October is National Cybersecurity Awareness Month. Here at NASB, we understand the importance of creating awareness of cybersecurity risks and your actions to help protect yourself and your family.
Phishing continues to be the biggest threat, and cybercriminals take advantage of the unconscious processes that we all use to make decisions. Nearly 800,000 people fell victim to cyber-scams in 2020 (FBI Internet Crime Complaint Center), and that is a significant increase from 2019, with billions of dollars in losses.
You wonder, how could so many people be tricked by a phishing email? Blame our “lizard brains,” where criminals lure smart people by taking advantage of cognitive biases; the brains attempt to simplify information processing and be more efficient. “Cybercriminals will do anything they can to trigger the lizard brain,” says Kelly Shortridge, a senior principal at Fastly, a cloud-computing-services provider.

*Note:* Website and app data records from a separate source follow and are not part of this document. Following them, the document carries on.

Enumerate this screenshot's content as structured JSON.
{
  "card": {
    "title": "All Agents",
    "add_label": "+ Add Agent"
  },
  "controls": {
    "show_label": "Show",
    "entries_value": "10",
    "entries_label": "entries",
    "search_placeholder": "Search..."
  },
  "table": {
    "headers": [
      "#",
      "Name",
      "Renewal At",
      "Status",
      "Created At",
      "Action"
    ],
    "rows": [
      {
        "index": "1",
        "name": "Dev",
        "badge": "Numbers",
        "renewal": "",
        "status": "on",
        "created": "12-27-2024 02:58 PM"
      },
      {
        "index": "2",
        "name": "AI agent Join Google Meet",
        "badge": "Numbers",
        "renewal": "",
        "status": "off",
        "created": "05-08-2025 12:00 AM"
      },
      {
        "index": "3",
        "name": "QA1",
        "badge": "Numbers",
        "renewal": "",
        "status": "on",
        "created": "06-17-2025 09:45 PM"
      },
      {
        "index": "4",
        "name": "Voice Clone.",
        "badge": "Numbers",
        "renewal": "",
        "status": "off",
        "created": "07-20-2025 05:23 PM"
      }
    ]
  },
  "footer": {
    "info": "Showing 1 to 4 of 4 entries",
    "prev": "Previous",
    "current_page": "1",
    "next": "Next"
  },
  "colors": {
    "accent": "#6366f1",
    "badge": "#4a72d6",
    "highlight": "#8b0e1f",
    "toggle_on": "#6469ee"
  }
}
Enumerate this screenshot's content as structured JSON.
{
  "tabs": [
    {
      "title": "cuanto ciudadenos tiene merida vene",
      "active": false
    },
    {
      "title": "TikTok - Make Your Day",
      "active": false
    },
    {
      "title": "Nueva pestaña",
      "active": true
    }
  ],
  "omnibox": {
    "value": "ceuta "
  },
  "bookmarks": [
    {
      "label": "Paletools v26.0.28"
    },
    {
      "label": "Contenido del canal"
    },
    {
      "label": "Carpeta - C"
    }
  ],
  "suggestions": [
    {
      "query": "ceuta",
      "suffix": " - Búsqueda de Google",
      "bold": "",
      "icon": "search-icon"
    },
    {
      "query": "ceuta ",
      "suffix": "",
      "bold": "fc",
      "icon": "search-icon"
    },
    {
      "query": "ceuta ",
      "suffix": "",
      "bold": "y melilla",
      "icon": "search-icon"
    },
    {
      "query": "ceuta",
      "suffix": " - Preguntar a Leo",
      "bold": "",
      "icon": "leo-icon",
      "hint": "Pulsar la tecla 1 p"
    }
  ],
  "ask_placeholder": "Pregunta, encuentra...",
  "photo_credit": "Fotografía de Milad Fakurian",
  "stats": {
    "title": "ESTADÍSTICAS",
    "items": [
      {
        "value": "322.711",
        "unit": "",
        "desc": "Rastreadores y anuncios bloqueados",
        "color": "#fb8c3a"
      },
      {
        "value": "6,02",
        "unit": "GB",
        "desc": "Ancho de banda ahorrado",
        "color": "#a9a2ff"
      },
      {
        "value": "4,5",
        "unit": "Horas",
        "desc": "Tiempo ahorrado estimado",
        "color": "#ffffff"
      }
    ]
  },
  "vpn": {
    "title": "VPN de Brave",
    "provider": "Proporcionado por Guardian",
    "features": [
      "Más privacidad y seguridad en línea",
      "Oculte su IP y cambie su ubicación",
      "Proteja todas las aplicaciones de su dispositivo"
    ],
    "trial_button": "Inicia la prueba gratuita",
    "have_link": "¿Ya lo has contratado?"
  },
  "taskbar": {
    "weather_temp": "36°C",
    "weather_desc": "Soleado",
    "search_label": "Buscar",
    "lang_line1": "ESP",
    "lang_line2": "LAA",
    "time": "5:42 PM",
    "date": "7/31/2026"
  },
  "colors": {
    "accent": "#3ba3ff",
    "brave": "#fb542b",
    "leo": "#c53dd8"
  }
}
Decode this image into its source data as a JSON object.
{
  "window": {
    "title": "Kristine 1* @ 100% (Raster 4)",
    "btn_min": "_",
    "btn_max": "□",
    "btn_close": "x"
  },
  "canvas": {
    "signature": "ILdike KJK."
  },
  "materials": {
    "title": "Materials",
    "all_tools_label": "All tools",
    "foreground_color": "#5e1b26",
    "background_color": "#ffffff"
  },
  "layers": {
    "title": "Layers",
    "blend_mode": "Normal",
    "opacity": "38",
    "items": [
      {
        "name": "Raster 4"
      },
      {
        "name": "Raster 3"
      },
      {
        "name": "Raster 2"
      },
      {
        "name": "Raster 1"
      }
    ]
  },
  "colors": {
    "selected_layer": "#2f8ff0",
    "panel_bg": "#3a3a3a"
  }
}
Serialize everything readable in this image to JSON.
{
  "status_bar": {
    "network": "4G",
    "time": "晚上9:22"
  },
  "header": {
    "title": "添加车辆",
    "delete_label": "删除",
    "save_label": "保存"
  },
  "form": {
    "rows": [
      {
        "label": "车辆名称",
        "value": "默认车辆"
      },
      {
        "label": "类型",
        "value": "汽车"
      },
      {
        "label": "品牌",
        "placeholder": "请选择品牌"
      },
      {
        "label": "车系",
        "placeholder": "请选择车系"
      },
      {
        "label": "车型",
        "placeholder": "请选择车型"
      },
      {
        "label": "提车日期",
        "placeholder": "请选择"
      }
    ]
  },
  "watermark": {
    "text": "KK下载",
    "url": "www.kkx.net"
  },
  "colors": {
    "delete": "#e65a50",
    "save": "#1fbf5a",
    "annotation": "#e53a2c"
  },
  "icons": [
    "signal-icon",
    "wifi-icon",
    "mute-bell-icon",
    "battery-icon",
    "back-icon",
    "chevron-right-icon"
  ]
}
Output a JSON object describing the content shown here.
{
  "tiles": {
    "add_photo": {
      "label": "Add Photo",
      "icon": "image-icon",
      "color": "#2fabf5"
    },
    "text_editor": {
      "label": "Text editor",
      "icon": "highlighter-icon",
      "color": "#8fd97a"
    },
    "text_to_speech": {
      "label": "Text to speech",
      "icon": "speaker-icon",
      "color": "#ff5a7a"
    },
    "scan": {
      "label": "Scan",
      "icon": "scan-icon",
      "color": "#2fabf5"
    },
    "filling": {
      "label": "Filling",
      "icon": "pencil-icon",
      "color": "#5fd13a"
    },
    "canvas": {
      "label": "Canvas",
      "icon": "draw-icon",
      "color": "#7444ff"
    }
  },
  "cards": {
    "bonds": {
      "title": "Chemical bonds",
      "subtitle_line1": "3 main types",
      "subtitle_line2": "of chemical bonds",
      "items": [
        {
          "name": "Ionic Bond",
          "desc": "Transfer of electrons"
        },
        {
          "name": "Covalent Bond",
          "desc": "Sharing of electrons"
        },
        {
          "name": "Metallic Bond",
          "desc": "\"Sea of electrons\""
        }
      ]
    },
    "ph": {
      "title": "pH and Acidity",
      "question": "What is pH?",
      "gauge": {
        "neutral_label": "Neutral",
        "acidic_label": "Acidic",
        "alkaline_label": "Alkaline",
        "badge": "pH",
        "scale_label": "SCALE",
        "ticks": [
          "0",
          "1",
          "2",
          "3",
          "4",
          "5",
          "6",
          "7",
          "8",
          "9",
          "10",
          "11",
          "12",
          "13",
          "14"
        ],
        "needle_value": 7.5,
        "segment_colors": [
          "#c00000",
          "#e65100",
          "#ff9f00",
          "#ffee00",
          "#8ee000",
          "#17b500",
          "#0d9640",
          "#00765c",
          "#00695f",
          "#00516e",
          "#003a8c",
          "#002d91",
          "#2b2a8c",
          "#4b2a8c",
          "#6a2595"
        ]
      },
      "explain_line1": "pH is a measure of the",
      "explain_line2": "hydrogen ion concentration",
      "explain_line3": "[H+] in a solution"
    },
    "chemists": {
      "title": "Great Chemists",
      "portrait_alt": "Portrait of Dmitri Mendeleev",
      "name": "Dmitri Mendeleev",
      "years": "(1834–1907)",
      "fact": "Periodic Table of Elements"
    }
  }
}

These cognitive biases cause us to misinterpret information and make quick judgments that can be inaccurate or irrational. For example, bad actors will use things we are familiar with, such as corporate logos, or impersonate a colleague, executive, or friend to get us to quickly click a link, provide confidential information, or wire money.
When reading an email, don’t be rushed. Take the time to look at the email to ensure it is valid carefully; trigger your philosophy brain and not your lizard brain. Here are eleven red flags to look for in your emails before clicking or providing anything:
- Sense of urgency and time constraint
- Fear of losing money or winnings
- Requests to verify accounts or credit card numbers
- Communication from services you do not use
- PDF attachments from businesses
- Generic email provider
- Poor grammar and spelling
- Confirmations that lack details, such as delivery locations or travel dates
- Any emails from the IRS
- Unexpected and out of character emails from people you know
- Files or links that require you to download additional software to view them
- Unfamiliar links, or close but not quite right links
For more information regarding Cybersecurity Awareness Month, click here.